DIRECTIONS: Pull every line with "SHIFT" from the material.

----- DATA TO EXAMINE -----

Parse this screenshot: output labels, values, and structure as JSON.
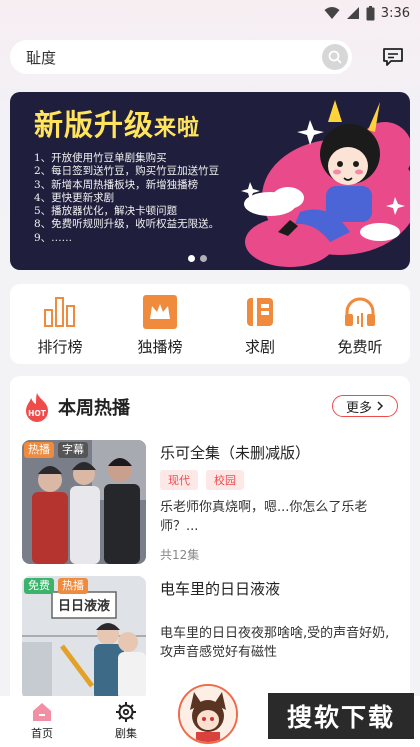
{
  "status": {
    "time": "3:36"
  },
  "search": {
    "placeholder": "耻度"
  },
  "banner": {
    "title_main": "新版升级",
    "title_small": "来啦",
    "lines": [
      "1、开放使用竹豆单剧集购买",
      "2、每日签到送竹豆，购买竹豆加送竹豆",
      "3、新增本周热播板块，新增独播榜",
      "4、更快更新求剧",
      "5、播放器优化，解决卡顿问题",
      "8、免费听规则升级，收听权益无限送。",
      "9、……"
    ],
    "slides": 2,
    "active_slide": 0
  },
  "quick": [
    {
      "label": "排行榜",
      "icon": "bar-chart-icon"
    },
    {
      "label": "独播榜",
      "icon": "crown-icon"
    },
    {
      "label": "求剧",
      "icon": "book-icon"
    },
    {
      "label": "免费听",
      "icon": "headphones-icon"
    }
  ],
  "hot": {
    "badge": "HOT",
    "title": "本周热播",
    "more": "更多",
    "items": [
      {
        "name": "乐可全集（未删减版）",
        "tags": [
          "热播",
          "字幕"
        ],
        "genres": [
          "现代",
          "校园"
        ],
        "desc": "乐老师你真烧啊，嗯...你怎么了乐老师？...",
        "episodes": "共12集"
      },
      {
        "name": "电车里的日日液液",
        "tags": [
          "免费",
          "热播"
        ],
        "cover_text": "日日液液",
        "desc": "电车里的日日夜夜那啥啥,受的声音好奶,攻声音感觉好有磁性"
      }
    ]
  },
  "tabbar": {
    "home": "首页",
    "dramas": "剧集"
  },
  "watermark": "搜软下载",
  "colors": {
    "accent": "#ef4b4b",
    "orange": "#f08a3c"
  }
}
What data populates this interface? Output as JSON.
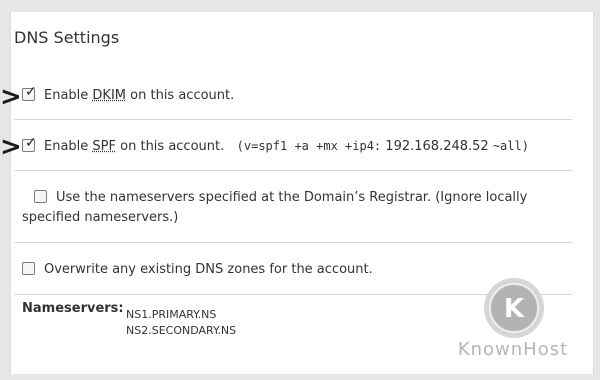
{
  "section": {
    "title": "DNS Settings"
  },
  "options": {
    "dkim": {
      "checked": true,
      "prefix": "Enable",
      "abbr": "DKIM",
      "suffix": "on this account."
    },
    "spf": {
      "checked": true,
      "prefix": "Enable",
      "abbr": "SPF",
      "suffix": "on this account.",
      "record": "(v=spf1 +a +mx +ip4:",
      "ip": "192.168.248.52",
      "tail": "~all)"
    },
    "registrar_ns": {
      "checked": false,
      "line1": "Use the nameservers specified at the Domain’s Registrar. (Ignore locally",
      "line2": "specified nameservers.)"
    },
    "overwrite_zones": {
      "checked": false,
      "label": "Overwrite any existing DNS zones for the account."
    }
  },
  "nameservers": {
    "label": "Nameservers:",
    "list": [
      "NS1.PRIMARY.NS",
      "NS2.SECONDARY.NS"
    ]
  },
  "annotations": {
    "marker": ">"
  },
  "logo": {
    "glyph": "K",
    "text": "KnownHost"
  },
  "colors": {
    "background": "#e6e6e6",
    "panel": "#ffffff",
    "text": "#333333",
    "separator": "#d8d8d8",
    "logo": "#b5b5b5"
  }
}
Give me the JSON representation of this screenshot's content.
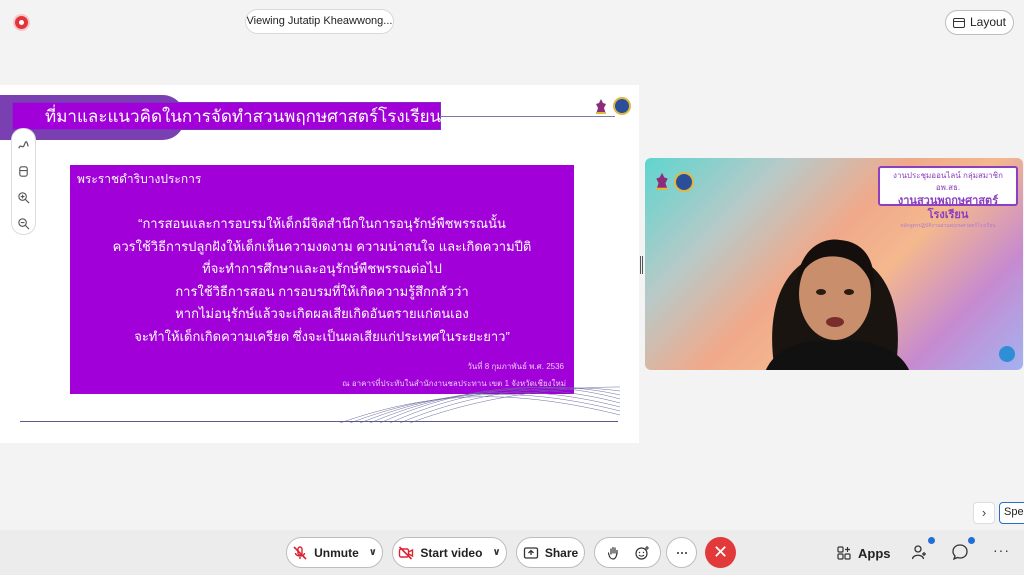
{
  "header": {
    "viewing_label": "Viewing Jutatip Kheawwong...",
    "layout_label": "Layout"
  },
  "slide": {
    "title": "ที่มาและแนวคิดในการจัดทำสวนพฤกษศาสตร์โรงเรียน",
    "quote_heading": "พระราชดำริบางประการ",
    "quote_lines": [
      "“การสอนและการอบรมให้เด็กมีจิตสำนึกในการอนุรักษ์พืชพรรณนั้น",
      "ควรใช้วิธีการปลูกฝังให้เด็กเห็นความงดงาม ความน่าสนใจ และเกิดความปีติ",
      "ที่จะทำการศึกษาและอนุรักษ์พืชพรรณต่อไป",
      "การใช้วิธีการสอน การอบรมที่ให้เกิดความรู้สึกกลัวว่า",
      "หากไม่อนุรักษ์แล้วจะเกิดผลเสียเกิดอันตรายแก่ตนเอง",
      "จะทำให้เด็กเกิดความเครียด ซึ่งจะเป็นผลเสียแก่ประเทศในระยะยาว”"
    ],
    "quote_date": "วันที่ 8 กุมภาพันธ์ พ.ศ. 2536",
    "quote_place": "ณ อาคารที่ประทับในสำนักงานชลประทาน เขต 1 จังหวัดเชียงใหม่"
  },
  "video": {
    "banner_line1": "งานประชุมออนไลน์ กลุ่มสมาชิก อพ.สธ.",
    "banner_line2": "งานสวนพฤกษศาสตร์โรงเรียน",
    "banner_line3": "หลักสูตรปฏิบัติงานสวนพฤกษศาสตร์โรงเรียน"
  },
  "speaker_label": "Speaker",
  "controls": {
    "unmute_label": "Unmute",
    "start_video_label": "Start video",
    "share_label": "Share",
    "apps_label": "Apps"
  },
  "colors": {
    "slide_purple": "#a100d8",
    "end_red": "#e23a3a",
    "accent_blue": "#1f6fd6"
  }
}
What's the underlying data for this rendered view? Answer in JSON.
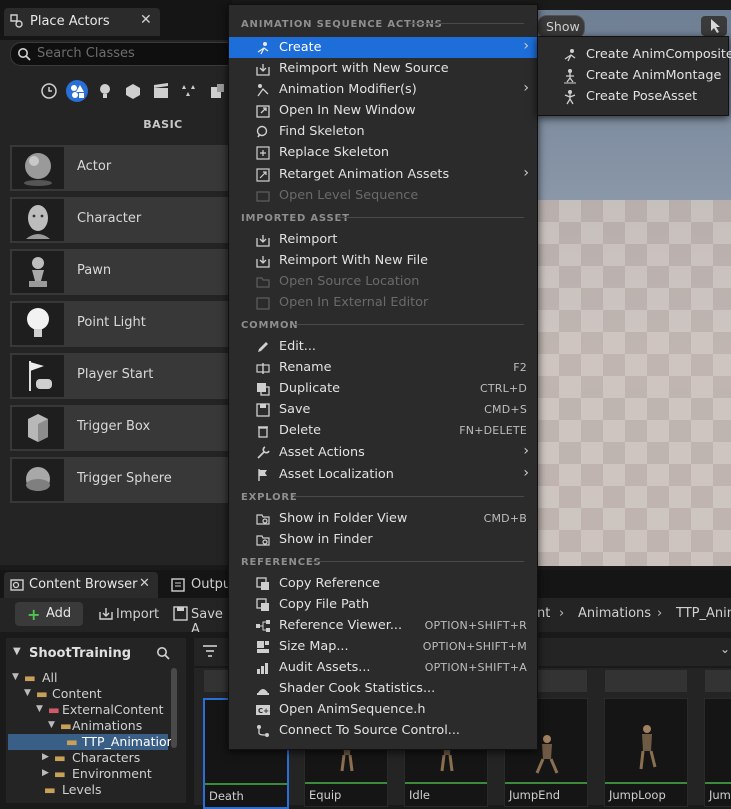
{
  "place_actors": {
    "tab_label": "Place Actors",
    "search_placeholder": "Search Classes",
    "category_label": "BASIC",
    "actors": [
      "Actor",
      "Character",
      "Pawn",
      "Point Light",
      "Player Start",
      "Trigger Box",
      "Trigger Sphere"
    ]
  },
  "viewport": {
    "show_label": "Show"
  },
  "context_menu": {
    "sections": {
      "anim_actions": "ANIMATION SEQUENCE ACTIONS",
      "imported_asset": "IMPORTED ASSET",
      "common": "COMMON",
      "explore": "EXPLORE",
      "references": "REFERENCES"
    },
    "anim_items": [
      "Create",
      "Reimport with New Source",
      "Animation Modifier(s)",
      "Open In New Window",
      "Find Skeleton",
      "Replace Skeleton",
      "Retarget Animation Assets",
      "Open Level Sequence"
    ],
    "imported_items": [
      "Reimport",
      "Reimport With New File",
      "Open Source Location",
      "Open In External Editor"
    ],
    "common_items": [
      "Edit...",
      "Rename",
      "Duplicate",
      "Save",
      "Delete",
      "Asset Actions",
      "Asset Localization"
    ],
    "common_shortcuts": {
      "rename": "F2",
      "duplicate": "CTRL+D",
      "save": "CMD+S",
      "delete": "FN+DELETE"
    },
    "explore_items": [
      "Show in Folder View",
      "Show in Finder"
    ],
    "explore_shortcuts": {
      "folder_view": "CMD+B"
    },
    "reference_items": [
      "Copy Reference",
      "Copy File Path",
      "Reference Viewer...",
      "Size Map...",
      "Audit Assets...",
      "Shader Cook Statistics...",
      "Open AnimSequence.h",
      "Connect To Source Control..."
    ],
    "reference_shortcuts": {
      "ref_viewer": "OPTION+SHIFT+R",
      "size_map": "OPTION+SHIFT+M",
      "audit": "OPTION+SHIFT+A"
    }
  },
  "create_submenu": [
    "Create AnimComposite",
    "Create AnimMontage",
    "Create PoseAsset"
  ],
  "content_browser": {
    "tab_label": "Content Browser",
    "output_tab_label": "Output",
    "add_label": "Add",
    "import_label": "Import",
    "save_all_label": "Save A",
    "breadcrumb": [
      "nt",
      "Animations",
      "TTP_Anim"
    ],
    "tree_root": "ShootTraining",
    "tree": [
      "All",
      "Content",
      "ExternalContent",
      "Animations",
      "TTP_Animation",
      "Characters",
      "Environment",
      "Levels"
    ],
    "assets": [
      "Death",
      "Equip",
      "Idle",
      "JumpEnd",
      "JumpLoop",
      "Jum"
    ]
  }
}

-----

ANSWER BOX:
      "ref_viewer": "OPTION+SHIFT+R",
      "size_map": "OPTION+SHIFT+M",
      "audit": "OPTION+SHIFT+A"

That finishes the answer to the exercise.